**Work required:** Each line in the data holding "this" should be listed.

== Data records

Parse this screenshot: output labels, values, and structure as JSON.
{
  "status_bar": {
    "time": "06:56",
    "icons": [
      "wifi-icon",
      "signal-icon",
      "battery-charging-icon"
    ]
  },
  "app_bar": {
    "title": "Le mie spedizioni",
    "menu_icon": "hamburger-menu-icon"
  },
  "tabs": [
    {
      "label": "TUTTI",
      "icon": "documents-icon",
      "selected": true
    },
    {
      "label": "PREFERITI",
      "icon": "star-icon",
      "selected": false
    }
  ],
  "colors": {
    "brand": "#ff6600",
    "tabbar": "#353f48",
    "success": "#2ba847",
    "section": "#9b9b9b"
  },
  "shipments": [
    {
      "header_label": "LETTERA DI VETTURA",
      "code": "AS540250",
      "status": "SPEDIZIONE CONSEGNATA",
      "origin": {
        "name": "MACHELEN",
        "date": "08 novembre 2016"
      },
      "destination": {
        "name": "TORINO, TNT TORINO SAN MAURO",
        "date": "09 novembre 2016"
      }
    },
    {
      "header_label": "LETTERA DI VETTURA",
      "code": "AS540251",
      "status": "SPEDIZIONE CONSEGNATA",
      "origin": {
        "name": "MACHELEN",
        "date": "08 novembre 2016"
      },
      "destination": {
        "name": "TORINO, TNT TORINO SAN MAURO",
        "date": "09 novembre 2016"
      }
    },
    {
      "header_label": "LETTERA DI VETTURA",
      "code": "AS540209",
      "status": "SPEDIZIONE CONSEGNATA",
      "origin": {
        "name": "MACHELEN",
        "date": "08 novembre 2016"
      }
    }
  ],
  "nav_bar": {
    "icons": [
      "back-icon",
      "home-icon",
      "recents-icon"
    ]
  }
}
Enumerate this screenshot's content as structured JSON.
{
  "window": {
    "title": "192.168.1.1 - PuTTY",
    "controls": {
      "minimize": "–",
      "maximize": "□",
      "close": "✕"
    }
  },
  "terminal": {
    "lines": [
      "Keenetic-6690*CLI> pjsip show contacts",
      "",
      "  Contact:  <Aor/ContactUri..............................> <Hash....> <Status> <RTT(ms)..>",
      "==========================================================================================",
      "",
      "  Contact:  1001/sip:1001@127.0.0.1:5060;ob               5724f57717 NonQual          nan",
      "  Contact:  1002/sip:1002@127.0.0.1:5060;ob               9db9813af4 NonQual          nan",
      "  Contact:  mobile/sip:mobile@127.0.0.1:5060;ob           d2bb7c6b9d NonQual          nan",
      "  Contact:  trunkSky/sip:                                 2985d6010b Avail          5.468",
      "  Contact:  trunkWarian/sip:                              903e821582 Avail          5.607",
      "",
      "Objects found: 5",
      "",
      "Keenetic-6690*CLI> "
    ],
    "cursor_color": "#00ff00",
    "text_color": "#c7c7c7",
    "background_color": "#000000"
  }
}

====

**Result below:**
Parse this screenshot: output labels, values, and structure as JSON.
Enumerate this screenshot's content as structured JSON.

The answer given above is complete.